SUBSCRIBE NOW
$1 for 3 months. Save 97%.
SUBSCRIBE NOW
$1 for 3 months. Save 97%.

ACLU weighs in on York City's policy on releasing police body-cam footage

Liz Evans Scolforo
York Dispatch
Police body camera

The ACLU of Pennsylvania has weighed in on Mayor Michael Helfrich's plan to review York City's policy of never releasing police body-camera footage to the public.

Responding Tuesday to a York Dispatch article reporting that Helfrich hopes to modify the policy, the state chapter of the American Civil Liberties Union noted on Twitter that making such police videos more readily available to citizens is in the public interest.

"He appears to be taking this very seriously," Liz Randol, legislative director for ACLU of Pennsylvania, told The York Dispatch on Wednesday. "Certainly we would encourage that and would be more than happy to assist in any way."

Making public certain body-cam footage — such as disputes between officers and citizens — is a way for officials to be accountable to the people of a community, according to Randol.

"Accountability and transparency are hard to come by if the public doesn't have access to (that information)," she said.

Pennsylvania's Act 22 of 2017 has an investigative exemption that allows police agencies and public officials to withhold body-camera video indefinitely — even after a case is closed and the defendant and victim are dead, according to Melissa Melewsky, media law counsel for the Pennsylvania NewsMedia Association.

"That's bad for public access and doesn't help law enforcement either. ... I can't fault law enforcement for being cautious, but I think that caution is sometimes applied too broadly, and is inconsistent with the public interest," she said. "Once you reach a certain point in an investigation, there needs to be some guaranteed access."

Want to see what happened between a York County judge and city cop? You can't

'Byzantine process': Randol noted that Act 22 excludes body-camera video from the state's Right-to-Know Law and instead creates a "byzantine," or overly difficult, process for members of the public to navigate.

For example, citizens who are refused what they believe is a public document can appeal to the state Office of Open Records. But Act 22 changed that process for police body-camera video, meaning a member of the public must actually appeal in common pleas court, which could be cost-prohibitive for those who can't afford attorneys.

Now-retired York City Police Chief Troy Bankert's policy was to never release body-camera video, according to the mayor.

Helfrich said he hopes to create a fair, logical policy going forward that gives the public access where appropriate.

York City Mayor Michael Helfrich

"I'm glad the ACLU is in support of us reevaluating the city's policy," Helfrich said.

He noted that for mayors, the issue of releasing or not releasing body-camera footage "is something we are all struggling with."

The mayor said he is especially interested in finding a way to release body-camera footage that will assuage citizens' concerns about a police incident, or even help quell public unrest.

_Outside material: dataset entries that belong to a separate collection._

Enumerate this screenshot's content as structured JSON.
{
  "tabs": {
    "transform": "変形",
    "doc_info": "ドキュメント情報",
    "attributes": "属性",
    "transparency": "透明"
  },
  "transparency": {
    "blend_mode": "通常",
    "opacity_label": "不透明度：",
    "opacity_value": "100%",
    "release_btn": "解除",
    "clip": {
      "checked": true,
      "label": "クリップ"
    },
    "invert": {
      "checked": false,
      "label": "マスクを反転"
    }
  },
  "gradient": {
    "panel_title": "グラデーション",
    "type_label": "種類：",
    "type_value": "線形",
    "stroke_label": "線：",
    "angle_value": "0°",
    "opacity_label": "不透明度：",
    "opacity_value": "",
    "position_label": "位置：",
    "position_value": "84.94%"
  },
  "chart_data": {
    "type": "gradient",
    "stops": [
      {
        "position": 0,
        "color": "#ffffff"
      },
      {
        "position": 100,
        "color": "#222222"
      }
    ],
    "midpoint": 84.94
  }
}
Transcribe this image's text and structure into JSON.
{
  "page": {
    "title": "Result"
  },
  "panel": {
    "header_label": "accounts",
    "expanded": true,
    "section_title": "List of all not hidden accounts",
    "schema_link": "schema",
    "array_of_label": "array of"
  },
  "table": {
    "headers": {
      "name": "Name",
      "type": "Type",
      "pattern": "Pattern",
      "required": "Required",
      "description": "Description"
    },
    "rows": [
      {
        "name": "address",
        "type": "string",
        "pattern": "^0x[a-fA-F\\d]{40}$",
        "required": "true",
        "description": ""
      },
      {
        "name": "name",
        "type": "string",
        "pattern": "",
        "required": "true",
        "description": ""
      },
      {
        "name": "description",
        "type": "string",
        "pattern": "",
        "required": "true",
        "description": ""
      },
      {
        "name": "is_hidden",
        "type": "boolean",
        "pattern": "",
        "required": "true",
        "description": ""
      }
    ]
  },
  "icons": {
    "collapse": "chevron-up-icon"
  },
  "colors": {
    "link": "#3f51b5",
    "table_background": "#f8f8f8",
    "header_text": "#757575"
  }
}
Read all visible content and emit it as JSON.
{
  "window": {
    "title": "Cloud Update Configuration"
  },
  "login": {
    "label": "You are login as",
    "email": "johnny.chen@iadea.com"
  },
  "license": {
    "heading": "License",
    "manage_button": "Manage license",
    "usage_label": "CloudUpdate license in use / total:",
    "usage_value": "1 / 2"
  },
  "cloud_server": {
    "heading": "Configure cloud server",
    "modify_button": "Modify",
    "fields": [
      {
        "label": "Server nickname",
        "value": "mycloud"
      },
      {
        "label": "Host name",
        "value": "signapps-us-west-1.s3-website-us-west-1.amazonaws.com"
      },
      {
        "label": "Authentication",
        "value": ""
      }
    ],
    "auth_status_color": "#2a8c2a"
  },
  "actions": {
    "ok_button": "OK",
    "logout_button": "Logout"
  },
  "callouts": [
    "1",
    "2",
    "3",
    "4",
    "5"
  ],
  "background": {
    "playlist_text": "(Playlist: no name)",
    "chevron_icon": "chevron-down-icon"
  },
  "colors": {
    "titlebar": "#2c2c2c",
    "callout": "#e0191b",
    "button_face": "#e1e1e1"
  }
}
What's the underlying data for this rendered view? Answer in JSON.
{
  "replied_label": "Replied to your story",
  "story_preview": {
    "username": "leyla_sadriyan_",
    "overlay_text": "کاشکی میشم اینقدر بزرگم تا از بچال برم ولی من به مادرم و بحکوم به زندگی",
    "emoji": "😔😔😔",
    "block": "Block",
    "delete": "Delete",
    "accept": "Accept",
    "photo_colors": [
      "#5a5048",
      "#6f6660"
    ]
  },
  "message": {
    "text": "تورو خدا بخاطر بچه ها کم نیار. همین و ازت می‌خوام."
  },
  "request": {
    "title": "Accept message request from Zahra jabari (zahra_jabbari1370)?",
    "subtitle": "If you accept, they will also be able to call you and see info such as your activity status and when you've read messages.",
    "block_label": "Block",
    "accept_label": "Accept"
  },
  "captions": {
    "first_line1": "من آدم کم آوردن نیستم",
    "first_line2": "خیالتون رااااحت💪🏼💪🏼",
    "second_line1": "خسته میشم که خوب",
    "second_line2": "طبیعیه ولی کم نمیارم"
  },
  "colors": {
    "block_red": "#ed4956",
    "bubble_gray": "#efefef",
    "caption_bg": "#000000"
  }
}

Helfrich said he intends to review policies of a number of cities that do release body-camera footage when certain criteria is met.

Specifically, he said, the policy in Louisville, Kentucky, is for an executive team that includes the police chief, mayor and others to evaluate whether video should be released, and to try to do that quickly — especially in cases where officials are trying to push back against "potential disinformation that could cause public unrest."

ACLU tweets: On Tuesday, the ACLU of Pennsylvania stated on Twitter that when the state's Legislature was debating changes to the state wiretap act, which is what led to the creation of Act 22, "we adamantly advocated for balancing transparency and privacy."

"They didn't listen and exempted police-produced video as an open record. But local governments can be more transparent. Police body cameras have been trumpeted as a tool for accountability. But they're not if the police decide when and if video is ever released," the ACLU tweeted. "It is in the public interest for (Helfrich and York City) to consider policy revisions that make police-produced video more readily available to the people."

Helfrich's review of York City's current policy came after York City and the York County District Attorney's Office declined requests from The York Dispatch to release body-camera video of a confrontation between a city police officer and York County Common Pleas Judge Matthew D. Menges.

Officer Alexander Nova noted that the judge nearly ran him over on Jan. 21 after refusing to obey a traffic directive.

Matthew Menges is sworn in as Court of Common Pleas judge during a ceremony at the York County Administrative Center Friday, Jan. 3, 2020. Oaths of office were administered to county and court officials. Bill Kalina photo

The York County District Attorney's Office later determined Menges didn't recklessly put Nova's safety at risk.

Menges pleaded guilty Feb. 18 to three traffic summary offenses. He has 30 days to appeal, but Pennsylvania's Act 22 allows law enforcement agencies to keep video footage from the public even after a case is closed.

The mayor confirmed that once a new policy is in place, it will be used to determine whether the Menges video will be made public.

— Reach senior crime reporter Liz Evans Scolforo at levans@yorkdispatch.com or on Twitter at @LizScolforoYD.